Age suitable for: 14+

Date and Time (UK time):
14/03/2022 18:00-19:30


Gravitational-wave astronomy is a new frontier in science. When massive, dense objects spiral into one another, they twist the spacetime around them, sending out waves of spacetime distortion that travel across the universe. Those waves reach us, billions of light years away, as almost inconceivably tiny ripples.

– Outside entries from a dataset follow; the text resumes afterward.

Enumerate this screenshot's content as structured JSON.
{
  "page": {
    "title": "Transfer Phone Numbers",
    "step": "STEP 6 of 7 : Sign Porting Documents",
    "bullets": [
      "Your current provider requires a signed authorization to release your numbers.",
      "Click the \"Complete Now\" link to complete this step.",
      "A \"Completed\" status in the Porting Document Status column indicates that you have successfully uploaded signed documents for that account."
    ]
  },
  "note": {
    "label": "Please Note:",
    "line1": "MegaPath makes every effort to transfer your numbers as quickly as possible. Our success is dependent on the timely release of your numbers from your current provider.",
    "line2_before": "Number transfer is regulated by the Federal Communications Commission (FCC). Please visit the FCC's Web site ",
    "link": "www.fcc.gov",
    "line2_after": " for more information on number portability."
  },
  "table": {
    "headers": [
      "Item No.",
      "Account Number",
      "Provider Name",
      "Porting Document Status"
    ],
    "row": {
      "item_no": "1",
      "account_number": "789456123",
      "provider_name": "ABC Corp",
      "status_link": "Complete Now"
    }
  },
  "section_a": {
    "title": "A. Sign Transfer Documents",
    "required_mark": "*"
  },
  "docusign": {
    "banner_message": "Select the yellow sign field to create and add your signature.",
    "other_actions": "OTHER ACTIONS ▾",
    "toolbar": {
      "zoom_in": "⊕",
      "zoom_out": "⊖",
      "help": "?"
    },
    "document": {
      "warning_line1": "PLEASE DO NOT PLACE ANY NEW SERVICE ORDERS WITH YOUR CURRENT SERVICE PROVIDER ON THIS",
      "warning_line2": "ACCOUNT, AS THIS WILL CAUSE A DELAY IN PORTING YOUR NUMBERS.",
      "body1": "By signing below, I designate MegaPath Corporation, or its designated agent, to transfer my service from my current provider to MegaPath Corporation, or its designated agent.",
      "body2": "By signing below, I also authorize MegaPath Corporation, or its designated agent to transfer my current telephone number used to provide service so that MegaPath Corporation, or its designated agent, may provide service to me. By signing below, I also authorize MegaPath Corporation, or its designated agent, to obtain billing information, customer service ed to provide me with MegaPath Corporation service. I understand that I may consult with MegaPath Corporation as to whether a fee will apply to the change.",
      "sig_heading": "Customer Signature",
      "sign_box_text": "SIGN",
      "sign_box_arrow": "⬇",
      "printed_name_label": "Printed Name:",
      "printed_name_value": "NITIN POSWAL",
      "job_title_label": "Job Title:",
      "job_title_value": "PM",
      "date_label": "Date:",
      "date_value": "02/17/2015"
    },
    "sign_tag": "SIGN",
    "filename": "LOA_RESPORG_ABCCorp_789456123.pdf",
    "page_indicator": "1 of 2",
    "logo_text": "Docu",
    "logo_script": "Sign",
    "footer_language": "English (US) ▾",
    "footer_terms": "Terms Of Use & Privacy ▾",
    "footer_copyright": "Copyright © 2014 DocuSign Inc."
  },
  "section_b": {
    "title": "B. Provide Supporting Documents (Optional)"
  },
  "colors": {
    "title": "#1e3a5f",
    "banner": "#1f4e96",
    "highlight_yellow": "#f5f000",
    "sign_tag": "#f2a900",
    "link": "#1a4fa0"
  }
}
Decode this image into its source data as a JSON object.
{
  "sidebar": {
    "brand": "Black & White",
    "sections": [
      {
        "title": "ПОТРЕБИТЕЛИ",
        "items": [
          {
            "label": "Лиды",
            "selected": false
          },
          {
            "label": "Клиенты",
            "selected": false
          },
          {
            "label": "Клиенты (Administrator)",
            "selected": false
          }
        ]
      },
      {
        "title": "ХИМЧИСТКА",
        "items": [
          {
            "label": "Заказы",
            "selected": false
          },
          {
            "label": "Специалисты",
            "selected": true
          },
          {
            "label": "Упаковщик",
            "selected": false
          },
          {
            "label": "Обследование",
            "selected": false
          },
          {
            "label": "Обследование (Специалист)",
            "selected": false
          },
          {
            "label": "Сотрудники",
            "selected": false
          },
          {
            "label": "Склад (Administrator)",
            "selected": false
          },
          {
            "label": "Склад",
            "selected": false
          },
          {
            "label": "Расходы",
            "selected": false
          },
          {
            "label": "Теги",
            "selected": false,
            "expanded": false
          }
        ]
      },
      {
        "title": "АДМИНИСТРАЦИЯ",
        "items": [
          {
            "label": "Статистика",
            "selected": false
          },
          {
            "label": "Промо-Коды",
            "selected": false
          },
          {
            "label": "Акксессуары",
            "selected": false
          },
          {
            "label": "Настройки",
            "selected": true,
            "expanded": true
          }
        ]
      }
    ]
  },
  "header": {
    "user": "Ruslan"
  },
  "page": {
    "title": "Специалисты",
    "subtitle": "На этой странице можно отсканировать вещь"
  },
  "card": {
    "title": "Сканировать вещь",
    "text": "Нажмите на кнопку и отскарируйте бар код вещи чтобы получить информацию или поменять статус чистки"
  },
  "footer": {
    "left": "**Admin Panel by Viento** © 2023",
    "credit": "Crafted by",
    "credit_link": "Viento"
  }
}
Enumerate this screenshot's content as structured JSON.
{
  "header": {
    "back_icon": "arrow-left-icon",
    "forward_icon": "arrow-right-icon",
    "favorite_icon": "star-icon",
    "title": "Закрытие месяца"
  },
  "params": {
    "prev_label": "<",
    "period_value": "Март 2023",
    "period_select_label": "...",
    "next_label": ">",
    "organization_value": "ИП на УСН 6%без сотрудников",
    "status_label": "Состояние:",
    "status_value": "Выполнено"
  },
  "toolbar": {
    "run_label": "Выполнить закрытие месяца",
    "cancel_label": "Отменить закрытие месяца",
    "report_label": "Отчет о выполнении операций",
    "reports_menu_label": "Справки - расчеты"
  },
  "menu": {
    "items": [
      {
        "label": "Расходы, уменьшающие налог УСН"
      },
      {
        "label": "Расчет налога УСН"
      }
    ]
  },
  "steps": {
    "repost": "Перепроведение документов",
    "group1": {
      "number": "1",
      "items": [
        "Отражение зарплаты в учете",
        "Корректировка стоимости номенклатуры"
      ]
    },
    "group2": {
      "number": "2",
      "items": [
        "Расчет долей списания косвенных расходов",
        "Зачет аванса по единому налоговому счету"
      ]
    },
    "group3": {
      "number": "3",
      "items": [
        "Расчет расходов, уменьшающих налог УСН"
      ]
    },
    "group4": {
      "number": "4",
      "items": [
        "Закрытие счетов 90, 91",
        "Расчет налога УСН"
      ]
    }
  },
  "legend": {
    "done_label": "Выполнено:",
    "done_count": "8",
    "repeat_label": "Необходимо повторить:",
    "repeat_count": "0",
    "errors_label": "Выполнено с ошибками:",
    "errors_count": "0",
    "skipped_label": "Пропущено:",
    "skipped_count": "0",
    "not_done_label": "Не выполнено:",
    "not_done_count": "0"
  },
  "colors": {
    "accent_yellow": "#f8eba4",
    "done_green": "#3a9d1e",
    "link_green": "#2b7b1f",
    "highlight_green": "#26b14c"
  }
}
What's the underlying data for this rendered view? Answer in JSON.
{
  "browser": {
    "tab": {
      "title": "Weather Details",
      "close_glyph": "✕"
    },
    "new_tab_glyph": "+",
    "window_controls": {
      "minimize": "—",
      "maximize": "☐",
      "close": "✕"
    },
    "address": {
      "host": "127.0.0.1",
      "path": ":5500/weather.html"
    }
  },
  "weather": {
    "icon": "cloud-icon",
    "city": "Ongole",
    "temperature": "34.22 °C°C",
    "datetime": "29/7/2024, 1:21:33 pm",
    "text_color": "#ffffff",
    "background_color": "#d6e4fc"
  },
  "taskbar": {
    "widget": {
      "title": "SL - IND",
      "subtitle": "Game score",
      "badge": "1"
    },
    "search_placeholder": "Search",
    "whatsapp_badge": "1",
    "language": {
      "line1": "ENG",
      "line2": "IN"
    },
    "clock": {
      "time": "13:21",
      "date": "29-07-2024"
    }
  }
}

By detecting such ripples, we are able to study the distant, dramatic events that created them.

This enormous scientific endeavor has confirmed many aspects of Einstein's theory of general relativity, and it has revealed that the universe is teeming with black holes.

In this talk, Adam Pound, Mathematics at University of Southampton, will discuss the future of gravitational-wave science: detectors in outer space; what happens when a star falls into a black hole a million times heavier; testing just how correct Einstein's theory really is; and how all this relates to the equivalence principle, a cornerstone of relativity.

Dr Pound is a Royal Society Research Fellow with a leading role in the international LISA Consortium's effort to model sources of gravitational waves.

This event will broadcast live on YouTube (UoS Festival) and on Facebook (UoS Engagement). You can contribute to the talk with your thoughts and questions through the chat.

To avoid missing the start of the event, please click on 'Set reminder' on YouTube or save the event in your calendar!